Source information ->
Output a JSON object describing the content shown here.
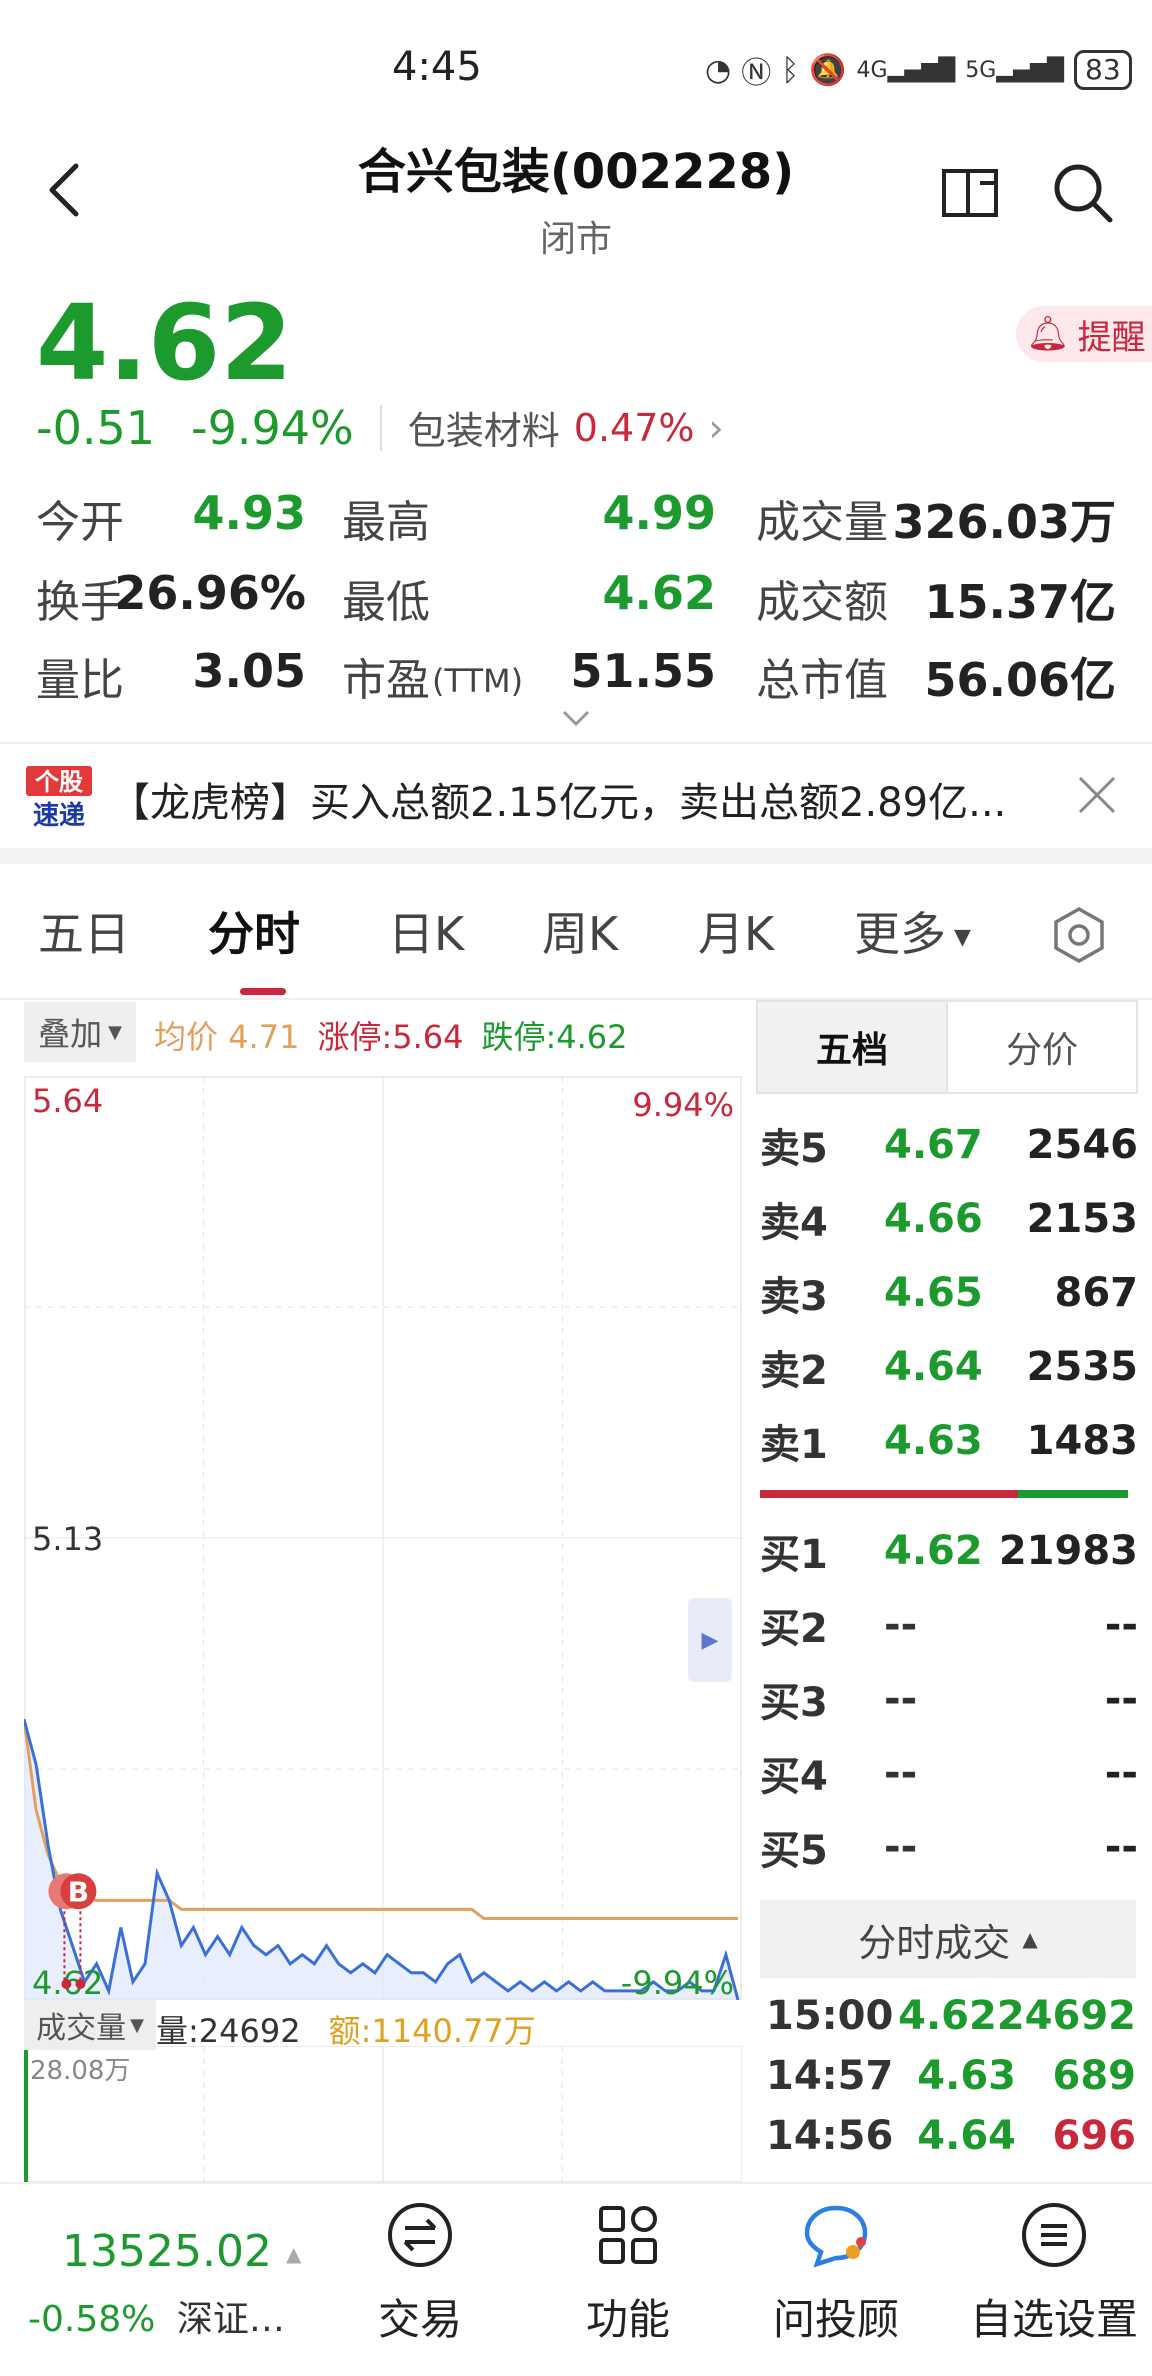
{
  "status_bar": {
    "time": "4:45",
    "battery": "83",
    "net1": "4G",
    "net2": "5G"
  },
  "header": {
    "title": "合兴包装(002228)",
    "subtitle": "闭市"
  },
  "quote": {
    "price": "4.62",
    "change": "-0.51",
    "change_pct": "-9.94%",
    "sector_name": "包装材料",
    "sector_pct": "0.47%",
    "alert_label": "提醒"
  },
  "stats": [
    {
      "label": "今开",
      "value": "4.93"
    },
    {
      "label": "最高",
      "value": "4.99"
    },
    {
      "label": "成交量",
      "value": "326.03万"
    },
    {
      "label": "换手",
      "value": "26.96%"
    },
    {
      "label": "最低",
      "value": "4.62"
    },
    {
      "label": "成交额",
      "value": "15.37亿"
    },
    {
      "label": "量比",
      "value": "3.05"
    },
    {
      "label": "市盈",
      "label_suffix": "(TTM)",
      "value": "51.55"
    },
    {
      "label": "总市值",
      "value": "56.06亿"
    }
  ],
  "news": {
    "badge_top": "个股",
    "badge_bottom": "速递",
    "text": "【龙虎榜】买入总额2.15亿元，卖出总额2.89亿..."
  },
  "tabs": [
    "五日",
    "分时",
    "日K",
    "周K",
    "月K",
    "更多"
  ],
  "chart_header": {
    "overlay": "叠加",
    "avg_label": "均价",
    "avg_value": "4.71",
    "limit_up": "涨停:5.64",
    "limit_down": "跌停:4.62"
  },
  "chart_data": {
    "type": "line",
    "y_labels": {
      "top": "5.64",
      "mid": "5.13",
      "bottom": "4.62",
      "top_pct": "9.94%",
      "bottom_pct": "-9.94%"
    },
    "ylim": [
      4.62,
      5.64
    ],
    "series_price": [
      4.93,
      4.88,
      4.79,
      4.72,
      4.68,
      4.64,
      4.66,
      4.63,
      4.7,
      4.64,
      4.66,
      4.76,
      4.73,
      4.68,
      4.7,
      4.67,
      4.69,
      4.67,
      4.7,
      4.68,
      4.67,
      4.68,
      4.66,
      4.67,
      4.66,
      4.68,
      4.66,
      4.65,
      4.66,
      4.65,
      4.67,
      4.66,
      4.65,
      4.65,
      4.64,
      4.66,
      4.67,
      4.64,
      4.65,
      4.64,
      4.63,
      4.64,
      4.63,
      4.64,
      4.63,
      4.64,
      4.63,
      4.64,
      4.63,
      4.63,
      4.63,
      4.63,
      4.64,
      4.63,
      4.63,
      4.64,
      4.63,
      4.63,
      4.67,
      4.62
    ],
    "series_avg": [
      4.93,
      4.83,
      4.78,
      4.75,
      4.74,
      4.73,
      4.73,
      4.73,
      4.73,
      4.73,
      4.73,
      4.73,
      4.73,
      4.72,
      4.72,
      4.72,
      4.72,
      4.72,
      4.72,
      4.72,
      4.72,
      4.72,
      4.72,
      4.72,
      4.72,
      4.72,
      4.72,
      4.72,
      4.72,
      4.72,
      4.72,
      4.72,
      4.72,
      4.72,
      4.72,
      4.72,
      4.72,
      4.72,
      4.71,
      4.71,
      4.71,
      4.71,
      4.71,
      4.71,
      4.71,
      4.71,
      4.71,
      4.71,
      4.71,
      4.71,
      4.71,
      4.71,
      4.71,
      4.71,
      4.71,
      4.71,
      4.71,
      4.71,
      4.71,
      4.71
    ],
    "marker": "B"
  },
  "volume_header": {
    "button": "成交量",
    "volume": "量:24692",
    "amount": "额:1140.77万",
    "max": "28.08万"
  },
  "order_book": {
    "tab_five": "五档",
    "tab_price": "分价",
    "asks": [
      {
        "label": "卖5",
        "price": "4.67",
        "vol": "2546"
      },
      {
        "label": "卖4",
        "price": "4.66",
        "vol": "2153"
      },
      {
        "label": "卖3",
        "price": "4.65",
        "vol": "867"
      },
      {
        "label": "卖2",
        "price": "4.64",
        "vol": "2535"
      },
      {
        "label": "卖1",
        "price": "4.63",
        "vol": "1483"
      }
    ],
    "bids": [
      {
        "label": "买1",
        "price": "4.62",
        "vol": "21983"
      },
      {
        "label": "买2",
        "price": "--",
        "vol": "--"
      },
      {
        "label": "买3",
        "price": "--",
        "vol": "--"
      },
      {
        "label": "买4",
        "price": "--",
        "vol": "--"
      },
      {
        "label": "买5",
        "price": "--",
        "vol": "--"
      }
    ]
  },
  "ticks": {
    "title": "分时成交",
    "rows": [
      {
        "time": "15:00",
        "price": "4.62",
        "vol": "24692"
      },
      {
        "time": "14:57",
        "price": "4.63",
        "vol": "689"
      },
      {
        "time": "14:56",
        "price": "4.64",
        "vol": "696"
      }
    ]
  },
  "bottom_nav": {
    "index_value": "13525.02",
    "index_change": "-0.58%",
    "index_name": "深证…",
    "items": [
      "交易",
      "功能",
      "问投顾",
      "自选设置"
    ]
  },
  "colors": {
    "up": "#c8283c",
    "down": "#1d9a2e",
    "price_line": "#3a6fd8",
    "avg_line": "#e0a060"
  }
}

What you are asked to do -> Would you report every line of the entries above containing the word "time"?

Response to this exercise ->
    "time": "4:45",
        "time": "15:00",
        "time": "14:57",
        "time": "14:56",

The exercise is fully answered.